A form of gambling in which players pay for a ticket and win prizes if their numbers match those randomly selected during the drawing. Lotteries are common in the United States and elsewhere, and are sometimes used as a way to raise money for charitable purposes.

The practice of determining distributions by lot dates back centuries, with the Old Testament instructing Moses to take a census and divide land among the people by lottery; Roman emperors distributed property, slaves, and other goods in this manner, and early American colonists tried holding private lotteries for a variety of reasons, including raising money for their revolutionary causes.
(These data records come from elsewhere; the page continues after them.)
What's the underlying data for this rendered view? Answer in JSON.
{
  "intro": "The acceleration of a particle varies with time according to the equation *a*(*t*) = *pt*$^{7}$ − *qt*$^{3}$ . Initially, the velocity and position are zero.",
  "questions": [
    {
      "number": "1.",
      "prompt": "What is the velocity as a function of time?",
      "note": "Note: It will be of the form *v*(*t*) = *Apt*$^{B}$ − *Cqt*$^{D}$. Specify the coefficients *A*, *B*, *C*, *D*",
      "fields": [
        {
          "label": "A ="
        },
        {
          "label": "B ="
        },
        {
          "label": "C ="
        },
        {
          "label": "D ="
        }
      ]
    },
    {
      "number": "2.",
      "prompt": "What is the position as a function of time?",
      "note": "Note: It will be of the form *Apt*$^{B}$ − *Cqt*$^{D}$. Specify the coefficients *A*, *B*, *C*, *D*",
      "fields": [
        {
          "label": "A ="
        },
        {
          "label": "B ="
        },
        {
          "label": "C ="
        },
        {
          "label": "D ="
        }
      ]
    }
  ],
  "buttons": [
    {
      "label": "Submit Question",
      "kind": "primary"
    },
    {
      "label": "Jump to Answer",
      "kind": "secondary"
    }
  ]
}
Public lotteries became popular in the immediate post-World War II period, and were often hailed as a painless alternative to other forms of taxation, particularly for middle-class and working-class families.

Many people are drawn to the lottery by a basic desire to gamble, and there’s also an inextricable allure to the idea of instant riches. But the way that lottery marketers present their offerings obscures a much deeper reality. In fact, the vast majority of the tickets bought are not won.

To boost your odds of winning, try playing a game with fewer number combinations. For example, instead of trying your luck with Powerball, try a state pick-3 lottery game. Also, study other scratch off tickets to see if there are any patterns that might help you select the right numbers. Experiment with different combinations until you find a strategy that works for you.